A year ago, almost to the day, it was 05 Feb 2017, I was in a mental state where I was able to hear the lumbering gate of Ant marching across the white, wooden deck of our casita. The porch opened to the sea. My soul opened to the moment. Many hours I sat on the porch enjoying the breeze, the aroma, the sight and sounds in what felt like our own little haven, more heaven than haven. We, Irene and I, sat in togetherness speaking love without words, speaking love in the warmth of our linked hands while sipping red, red wine while our souls basked in the tropical aura. It is amazing how much better any bottle of wine tastes when sipped in paradise with a lover.
Red, red wine
She so fine

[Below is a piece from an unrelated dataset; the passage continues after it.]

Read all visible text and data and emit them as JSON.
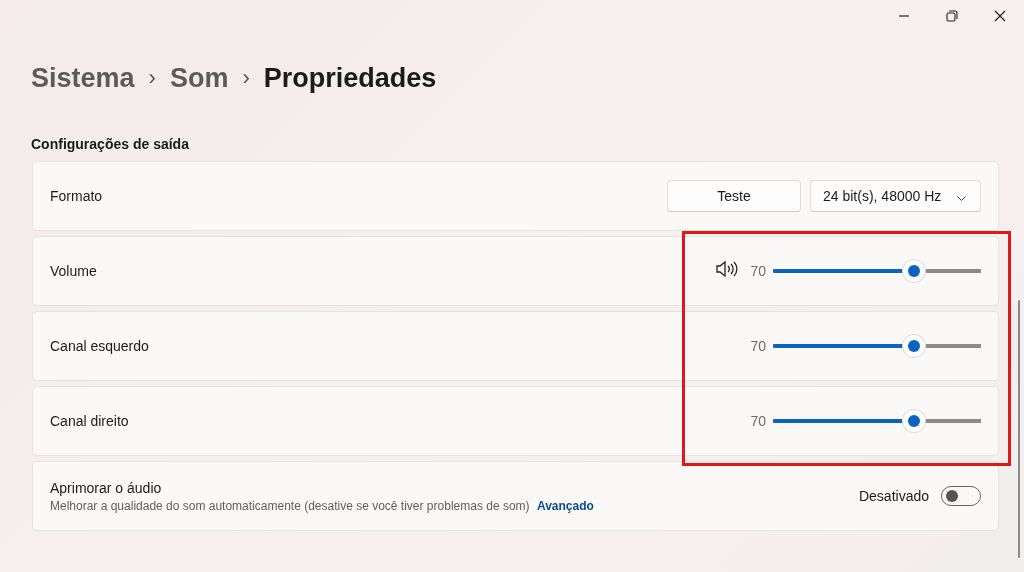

For the past two days, our most important decision was where to sit on the beach. In this lounge chair or those lounge chairs or the Adirondack chairs? How about the hammocks on the dock where the softly murmuring waves of Ocean would lull us to sleep as our cradles swayed in the refreshing breezes?
Those two days were vital to shed our city scales and start the evolution toward Island feathers. We temporarily exchanged feathers for fins and mask to experience life below the horizon line, life ‘neath the silver waves, life in the realm of shark, ray, turtle, eel, coral, and more types of fish than my paltry imagination could conjure up in two lifetimes.
Oh I was scarcely seven year old
When my mother she did die;
And my father married the worst woman
That lived twixt the land and the sky.
For she’s turned me into the laily worm,
That lies at the foot of the tree,
And my sister Maisry she has turned
To the mackerel of the sea…
Having sampled the sun and the sea on one island, tomorrow we will head out to Caye Caulker. It’s an island I have heard described as a drinking island with a fishing problem or as a hippie island with a reggae vibe. We will ferry across the turquoise which feels like the proverbial slow boat to China and spend the afternoon exploring at a leisurely pace. The activity should appease Monkey for a few hours…hopefully…
To be continued…